--- AVAILABLE DATA Enclosed Below ---

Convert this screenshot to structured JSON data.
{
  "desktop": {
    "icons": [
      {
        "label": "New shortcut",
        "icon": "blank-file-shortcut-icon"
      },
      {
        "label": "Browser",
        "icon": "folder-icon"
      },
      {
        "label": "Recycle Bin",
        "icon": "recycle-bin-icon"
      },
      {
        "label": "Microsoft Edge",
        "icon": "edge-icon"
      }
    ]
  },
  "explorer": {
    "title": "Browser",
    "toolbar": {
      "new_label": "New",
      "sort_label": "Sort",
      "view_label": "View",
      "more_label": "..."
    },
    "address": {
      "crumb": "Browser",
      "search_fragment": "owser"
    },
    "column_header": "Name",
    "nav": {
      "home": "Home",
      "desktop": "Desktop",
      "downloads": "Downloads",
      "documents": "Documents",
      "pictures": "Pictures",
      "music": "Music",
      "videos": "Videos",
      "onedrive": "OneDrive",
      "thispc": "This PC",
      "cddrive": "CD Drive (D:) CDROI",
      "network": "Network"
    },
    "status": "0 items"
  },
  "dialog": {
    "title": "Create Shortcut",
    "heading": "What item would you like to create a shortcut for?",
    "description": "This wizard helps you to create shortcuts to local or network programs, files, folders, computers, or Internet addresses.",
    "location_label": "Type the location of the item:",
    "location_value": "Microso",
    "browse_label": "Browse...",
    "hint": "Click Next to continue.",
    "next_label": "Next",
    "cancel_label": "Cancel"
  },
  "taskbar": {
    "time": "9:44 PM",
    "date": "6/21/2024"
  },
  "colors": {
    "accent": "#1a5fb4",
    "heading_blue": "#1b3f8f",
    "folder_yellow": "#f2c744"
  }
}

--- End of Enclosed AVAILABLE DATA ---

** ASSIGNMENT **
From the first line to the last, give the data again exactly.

** OUTPUT OF THE EXERCISE **
Convert this screenshot to structured JSON data.
{
  "desktop": {
    "icons": [
      {
        "label": "New shortcut",
        "icon": "blank-file-shortcut-icon"
      },
      {
        "label": "Browser",
        "icon": "folder-icon"
      },
      {
        "label": "Recycle Bin",
        "icon": "recycle-bin-icon"
      },
      {
        "label": "Microsoft Edge",
        "icon": "edge-icon"
      }
    ]
  },
  "explorer": {
    "title": "Browser",
    "toolbar": {
      "new_label": "New",
      "sort_label": "Sort",
      "view_label": "View",
      "more_label": "..."
    },
    "address": {
      "crumb": "Browser",
      "search_fragment": "owser"
    },
    "column_header": "Name",
    "nav": {
      "home": "Home",
      "desktop": "Desktop",
      "downloads": "Downloads",
      "documents": "Documents",
      "pictures": "Pictures",
      "music": "Music",
      "videos": "Videos",
      "onedrive": "OneDrive",
      "thispc": "This PC",
      "cddrive": "CD Drive (D:) CDROI",
      "network": "Network"
    },
    "status": "0 items"
  },
  "dialog": {
    "title": "Create Shortcut",
    "heading": "What item would you like to create a shortcut for?",
    "description": "This wizard helps you to create shortcuts to local or network programs, files, folders, computers, or Internet addresses.",
    "location_label": "Type the location of the item:",
    "location_value": "Microso",
    "browse_label": "Browse...",
    "hint": "Click Next to continue.",
    "next_label": "Next",
    "cancel_label": "Cancel"
  },
  "taskbar": {
    "time": "9:44 PM",
    "date": "6/21/2024"
  },
  "colors": {
    "accent": "#1a5fb4",
    "heading_blue": "#1b3f8f",
    "folder_yellow": "#f2c744"
  }
}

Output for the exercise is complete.